“Requiring increased regulation through registration and authorisation of cryptocurrencies as legal entities also has the potential to cause a roadblock in maintaining open market access and trading globally, deterring new business opportunities.”
Fighting an unwinnable fight?
“The UK government has committed to creating a stable, regulated environment for the growth of cryptoassets,” Dhami says. “[Chancellor of the Exchequer, Rishi] Sunak’s measures send a crystal-clear message: before cryptoassets become part of British financial services, they’ll need to be adequately covered by regulation.”
Nevertheless, cryptocurrency industry stakeholders don’t believe they’re fighting an unwinnable fight, attempting to avoid the inevitable.
“No, I do not think that is the case,” Kamerman says. “Regulation is a good thing. We need to ensure firms are good stewards of their customers’ money. We need to ensure controls are in place to prevent internal and external threats. But what we want to avoid is creating regulations which undermine the growth and health of one of this century’s biggest innovations. I believe it is important for the crypto community to stand up for what it believes in and not have a defeatist attitude about regulation.”
Others suggest that the EU proposals are going about regulating the industry in the wrong way.
“Some of this regulatory language feels like hot air or wasted effort, because there are other critical bottle necks that are much easier to regulate and wouldn’t disturb the unique market dynamics of the DeFi space,” Uldis Teraudkalns, CEO of payment consultancy NexPay, told Verdict.

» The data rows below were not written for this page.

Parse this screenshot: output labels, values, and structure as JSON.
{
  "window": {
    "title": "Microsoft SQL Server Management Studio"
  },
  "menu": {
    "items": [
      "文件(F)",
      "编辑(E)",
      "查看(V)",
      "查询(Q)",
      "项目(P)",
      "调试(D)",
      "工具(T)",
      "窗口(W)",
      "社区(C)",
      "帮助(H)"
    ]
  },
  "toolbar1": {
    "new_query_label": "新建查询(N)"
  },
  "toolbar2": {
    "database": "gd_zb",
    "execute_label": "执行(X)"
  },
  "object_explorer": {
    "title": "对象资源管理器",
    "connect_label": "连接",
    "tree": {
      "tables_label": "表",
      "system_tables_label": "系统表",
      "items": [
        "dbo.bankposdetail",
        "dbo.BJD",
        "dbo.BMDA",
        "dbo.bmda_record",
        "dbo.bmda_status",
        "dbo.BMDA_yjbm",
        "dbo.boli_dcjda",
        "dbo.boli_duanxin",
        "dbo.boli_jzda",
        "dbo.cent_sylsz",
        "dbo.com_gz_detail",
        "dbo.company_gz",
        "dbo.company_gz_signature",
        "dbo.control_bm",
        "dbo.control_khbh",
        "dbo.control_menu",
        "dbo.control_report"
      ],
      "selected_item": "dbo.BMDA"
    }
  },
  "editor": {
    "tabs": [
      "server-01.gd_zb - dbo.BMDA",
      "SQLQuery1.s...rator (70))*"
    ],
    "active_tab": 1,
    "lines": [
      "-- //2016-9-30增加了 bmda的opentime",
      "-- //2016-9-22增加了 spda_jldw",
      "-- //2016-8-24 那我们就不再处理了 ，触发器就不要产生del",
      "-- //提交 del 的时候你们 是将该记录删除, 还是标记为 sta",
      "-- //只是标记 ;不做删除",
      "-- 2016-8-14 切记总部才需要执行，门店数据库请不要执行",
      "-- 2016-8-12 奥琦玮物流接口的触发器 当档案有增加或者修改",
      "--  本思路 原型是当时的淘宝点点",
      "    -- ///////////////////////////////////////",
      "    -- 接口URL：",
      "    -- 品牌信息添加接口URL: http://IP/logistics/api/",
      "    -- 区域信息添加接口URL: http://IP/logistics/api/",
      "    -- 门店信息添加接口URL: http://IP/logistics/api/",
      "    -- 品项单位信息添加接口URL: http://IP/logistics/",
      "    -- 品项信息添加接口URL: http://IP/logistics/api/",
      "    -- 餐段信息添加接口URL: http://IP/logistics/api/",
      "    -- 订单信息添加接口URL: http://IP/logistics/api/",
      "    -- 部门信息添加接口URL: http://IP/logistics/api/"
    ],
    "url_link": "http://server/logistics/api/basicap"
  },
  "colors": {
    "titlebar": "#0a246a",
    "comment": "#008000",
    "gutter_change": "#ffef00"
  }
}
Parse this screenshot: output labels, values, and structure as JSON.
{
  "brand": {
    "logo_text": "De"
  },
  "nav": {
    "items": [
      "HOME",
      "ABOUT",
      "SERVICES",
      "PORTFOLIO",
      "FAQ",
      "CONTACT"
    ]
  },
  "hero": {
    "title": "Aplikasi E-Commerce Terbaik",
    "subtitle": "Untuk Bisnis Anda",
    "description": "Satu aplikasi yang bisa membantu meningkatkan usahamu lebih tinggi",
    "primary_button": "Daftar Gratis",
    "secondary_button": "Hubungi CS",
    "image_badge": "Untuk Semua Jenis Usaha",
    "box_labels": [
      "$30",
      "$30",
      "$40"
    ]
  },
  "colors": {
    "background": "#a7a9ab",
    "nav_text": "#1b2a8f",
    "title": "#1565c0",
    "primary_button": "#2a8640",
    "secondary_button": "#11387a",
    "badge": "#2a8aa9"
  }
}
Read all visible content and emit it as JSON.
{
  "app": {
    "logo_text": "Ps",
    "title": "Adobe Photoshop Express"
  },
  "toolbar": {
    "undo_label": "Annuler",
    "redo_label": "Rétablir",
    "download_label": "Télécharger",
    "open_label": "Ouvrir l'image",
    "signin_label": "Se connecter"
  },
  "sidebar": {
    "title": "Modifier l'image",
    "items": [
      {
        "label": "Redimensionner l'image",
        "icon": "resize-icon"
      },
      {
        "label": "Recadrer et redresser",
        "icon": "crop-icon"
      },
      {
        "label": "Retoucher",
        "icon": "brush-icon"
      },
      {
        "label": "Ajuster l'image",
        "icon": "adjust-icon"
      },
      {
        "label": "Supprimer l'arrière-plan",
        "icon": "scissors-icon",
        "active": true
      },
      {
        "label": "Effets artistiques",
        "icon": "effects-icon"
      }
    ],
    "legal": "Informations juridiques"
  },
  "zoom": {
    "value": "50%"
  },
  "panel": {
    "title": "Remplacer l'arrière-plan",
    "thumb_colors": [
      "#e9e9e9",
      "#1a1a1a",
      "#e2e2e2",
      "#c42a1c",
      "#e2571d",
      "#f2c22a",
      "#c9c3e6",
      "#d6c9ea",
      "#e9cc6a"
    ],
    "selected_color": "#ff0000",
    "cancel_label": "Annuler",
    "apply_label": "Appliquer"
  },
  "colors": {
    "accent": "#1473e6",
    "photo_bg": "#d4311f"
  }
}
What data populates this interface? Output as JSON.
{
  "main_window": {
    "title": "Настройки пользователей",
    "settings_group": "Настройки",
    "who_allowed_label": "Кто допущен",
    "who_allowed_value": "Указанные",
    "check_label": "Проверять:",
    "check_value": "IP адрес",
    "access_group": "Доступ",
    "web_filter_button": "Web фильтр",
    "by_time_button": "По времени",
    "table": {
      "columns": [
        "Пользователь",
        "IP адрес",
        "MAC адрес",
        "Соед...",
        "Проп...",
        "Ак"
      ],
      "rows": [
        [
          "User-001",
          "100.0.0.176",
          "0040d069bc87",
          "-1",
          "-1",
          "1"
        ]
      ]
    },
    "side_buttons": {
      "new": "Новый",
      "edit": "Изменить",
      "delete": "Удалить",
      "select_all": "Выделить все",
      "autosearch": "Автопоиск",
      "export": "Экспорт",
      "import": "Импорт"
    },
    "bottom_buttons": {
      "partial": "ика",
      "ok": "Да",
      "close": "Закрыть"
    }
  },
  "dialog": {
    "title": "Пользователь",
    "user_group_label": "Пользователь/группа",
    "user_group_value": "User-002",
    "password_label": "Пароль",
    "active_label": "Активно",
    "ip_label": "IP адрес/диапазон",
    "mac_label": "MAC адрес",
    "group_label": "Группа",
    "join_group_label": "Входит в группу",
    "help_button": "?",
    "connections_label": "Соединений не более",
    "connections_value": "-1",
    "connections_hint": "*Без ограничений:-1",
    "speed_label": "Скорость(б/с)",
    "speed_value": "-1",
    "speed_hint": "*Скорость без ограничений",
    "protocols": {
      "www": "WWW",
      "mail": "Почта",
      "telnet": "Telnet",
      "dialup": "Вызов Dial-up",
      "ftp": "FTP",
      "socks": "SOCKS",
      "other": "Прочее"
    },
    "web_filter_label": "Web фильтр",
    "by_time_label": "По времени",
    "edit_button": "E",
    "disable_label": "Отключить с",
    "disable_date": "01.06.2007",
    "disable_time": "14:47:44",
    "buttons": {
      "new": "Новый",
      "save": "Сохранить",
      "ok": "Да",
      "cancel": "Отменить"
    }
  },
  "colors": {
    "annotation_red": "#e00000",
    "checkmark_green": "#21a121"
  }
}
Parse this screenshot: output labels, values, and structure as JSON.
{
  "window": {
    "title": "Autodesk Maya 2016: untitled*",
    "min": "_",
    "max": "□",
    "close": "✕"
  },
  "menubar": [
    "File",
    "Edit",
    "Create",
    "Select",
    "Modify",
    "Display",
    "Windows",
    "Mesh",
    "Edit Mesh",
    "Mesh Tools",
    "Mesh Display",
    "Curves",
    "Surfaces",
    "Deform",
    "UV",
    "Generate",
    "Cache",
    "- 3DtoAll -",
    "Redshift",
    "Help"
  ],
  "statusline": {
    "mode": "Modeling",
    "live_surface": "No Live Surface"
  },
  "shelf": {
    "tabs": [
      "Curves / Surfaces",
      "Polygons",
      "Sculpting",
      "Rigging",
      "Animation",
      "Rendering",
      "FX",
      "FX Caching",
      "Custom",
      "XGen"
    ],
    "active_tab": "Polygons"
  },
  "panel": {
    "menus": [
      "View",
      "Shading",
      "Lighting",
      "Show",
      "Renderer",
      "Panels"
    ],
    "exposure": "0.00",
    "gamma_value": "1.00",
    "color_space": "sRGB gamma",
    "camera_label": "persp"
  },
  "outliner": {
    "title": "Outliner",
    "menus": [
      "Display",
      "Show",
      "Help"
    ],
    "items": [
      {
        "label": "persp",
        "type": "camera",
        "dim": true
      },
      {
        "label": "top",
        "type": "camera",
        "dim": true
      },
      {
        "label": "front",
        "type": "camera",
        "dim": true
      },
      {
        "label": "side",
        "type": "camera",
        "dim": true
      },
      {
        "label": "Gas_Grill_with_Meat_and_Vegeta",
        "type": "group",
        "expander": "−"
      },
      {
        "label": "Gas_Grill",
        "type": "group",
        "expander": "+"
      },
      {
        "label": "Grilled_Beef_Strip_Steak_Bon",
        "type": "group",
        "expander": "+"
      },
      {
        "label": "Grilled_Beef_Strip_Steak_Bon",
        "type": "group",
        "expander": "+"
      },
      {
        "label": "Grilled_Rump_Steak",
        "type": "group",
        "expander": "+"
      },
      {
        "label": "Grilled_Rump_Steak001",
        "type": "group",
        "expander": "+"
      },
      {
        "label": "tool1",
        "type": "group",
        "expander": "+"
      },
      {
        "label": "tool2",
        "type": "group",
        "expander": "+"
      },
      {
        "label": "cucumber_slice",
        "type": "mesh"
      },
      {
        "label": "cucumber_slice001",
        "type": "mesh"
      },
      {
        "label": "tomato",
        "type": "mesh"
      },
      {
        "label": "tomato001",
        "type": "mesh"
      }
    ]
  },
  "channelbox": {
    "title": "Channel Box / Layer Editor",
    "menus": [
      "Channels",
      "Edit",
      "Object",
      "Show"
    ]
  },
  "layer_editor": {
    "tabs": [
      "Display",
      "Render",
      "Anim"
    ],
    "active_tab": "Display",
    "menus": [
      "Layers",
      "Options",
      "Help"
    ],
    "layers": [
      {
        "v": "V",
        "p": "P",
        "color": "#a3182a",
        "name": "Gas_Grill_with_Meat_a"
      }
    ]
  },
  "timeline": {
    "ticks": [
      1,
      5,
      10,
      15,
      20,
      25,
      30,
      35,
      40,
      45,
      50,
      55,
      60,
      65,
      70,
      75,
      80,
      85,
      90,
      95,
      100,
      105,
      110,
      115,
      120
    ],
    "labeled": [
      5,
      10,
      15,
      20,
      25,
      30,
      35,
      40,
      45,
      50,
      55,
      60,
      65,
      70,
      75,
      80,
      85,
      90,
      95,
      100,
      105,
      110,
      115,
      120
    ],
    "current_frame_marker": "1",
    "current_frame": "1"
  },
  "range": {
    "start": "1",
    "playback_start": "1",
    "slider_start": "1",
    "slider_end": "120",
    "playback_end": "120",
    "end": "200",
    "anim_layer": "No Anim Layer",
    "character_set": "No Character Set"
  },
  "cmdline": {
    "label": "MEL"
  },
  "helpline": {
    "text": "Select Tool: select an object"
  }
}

GlobalData is the parent company of Verdict and its sister publications.